"We believe that improved customer sensitivity and awareness will ensure that Canada Post continues to evolve successfully to meet the communication needs of Canadians." -- A portion of Canada Post's self-professed corporate strategy.

You may have noticed the bare wall where the message board used to be at the Mackenzie Road post office. Of course you've noticed. It's a running joke in this town that if you don't get to the post office for a few days to look over that board, you don't know what's going on.

What a small town we live in when something as little as that board is such a big deal. Yet there it is. Inuvik gets half its information about what's going on from that board, from stuff for sale to crib nights, from teas for elders to playtime for tots.

You may have gotten more useful information off that lowly board than you ever got cleaning out your mailbox. In fact, a few weeks ago, someone asked how I find out what's happening in town: only half in jest, I answered that I go to the post office, like everyone else.

The board is gone. It was ordered taken down by senior Canada Post managers from the south, who walked into the Inuvik post office last month as part of the ongoing cuddle-up with the Bank of Montreal and asked something along the lines of "What's that thing doing here?"

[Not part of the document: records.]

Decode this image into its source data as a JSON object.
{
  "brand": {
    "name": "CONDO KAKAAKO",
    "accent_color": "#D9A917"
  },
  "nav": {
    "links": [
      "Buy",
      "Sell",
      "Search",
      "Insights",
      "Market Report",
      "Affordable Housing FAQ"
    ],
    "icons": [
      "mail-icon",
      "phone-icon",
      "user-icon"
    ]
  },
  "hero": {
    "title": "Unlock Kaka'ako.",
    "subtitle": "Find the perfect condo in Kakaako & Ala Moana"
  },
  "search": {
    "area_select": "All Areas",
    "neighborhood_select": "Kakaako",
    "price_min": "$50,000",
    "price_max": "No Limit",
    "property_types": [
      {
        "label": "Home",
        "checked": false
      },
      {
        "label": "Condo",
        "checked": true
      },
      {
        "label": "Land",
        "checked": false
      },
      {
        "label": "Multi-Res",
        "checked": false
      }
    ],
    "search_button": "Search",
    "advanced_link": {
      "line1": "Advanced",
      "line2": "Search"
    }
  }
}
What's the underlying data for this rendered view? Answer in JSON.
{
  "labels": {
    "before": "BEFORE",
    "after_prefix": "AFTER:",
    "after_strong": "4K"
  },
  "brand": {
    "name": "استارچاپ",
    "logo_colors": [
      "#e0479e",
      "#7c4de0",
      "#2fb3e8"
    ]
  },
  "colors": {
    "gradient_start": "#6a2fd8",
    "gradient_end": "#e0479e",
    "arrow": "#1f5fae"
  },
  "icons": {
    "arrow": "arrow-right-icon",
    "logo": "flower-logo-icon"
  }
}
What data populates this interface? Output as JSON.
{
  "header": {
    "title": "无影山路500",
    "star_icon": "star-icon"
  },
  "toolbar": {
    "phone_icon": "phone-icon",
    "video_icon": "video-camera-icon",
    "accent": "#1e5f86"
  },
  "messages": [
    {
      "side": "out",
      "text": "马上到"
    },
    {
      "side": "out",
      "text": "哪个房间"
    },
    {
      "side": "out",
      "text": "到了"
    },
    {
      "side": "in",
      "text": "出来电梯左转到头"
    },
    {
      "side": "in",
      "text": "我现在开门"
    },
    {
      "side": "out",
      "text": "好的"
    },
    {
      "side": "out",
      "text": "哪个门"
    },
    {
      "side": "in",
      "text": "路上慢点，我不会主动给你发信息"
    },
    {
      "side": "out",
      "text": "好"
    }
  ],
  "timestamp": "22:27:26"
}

A eight-by-four piece of corkboard in one of the world's most northerly communities has no place in a corporate plan. In the minds of senior managers, we're supposed to look just like a post office lobby in Ottawa or Vancouver. Bright, clean and businesslike, especially now that the bank has moved in.

Think how it must look, having a tattered bulletin board thick with home-made flyers filled with misspelled words and good intentions just metres from the ground-breaking first partnership between Canada's largest bank and Canada Post. Wouldn't photograph well and all that.

Some southern managers also apparently don't like the fact that the board has a lot of items for sale. Yet that is also a part of life in the North: people move out of town and have to sell their furniture and their houses, they have babies and babies grow out of their clothes, they make handicrafts to earn a little extra money: all are little clues to life in a small, cold and isolated little town and the notices on the board are evidence of all our passings.

It's jungle telegraph and information central all in one, a reason to linger after collecting the usual assortment of bills and flyers, a place to meet friends and swap stories.

Managers, who seem a little surprised at the fuss, say they want to hear from people who are concerned about the board being taken down. Call Grant Pearson at (867) 393-6052, fax 668-3428 or write him at Suite 15, 1114 1st Ave., Whitehorse, YK, Y1A 1A3.

If Canada Post is wondering what that board is worth, here's the answer: it's worth a fortune. It's a community service and it costs them practically nothing.

Unlike the bare wall. That is going to cost them plenty.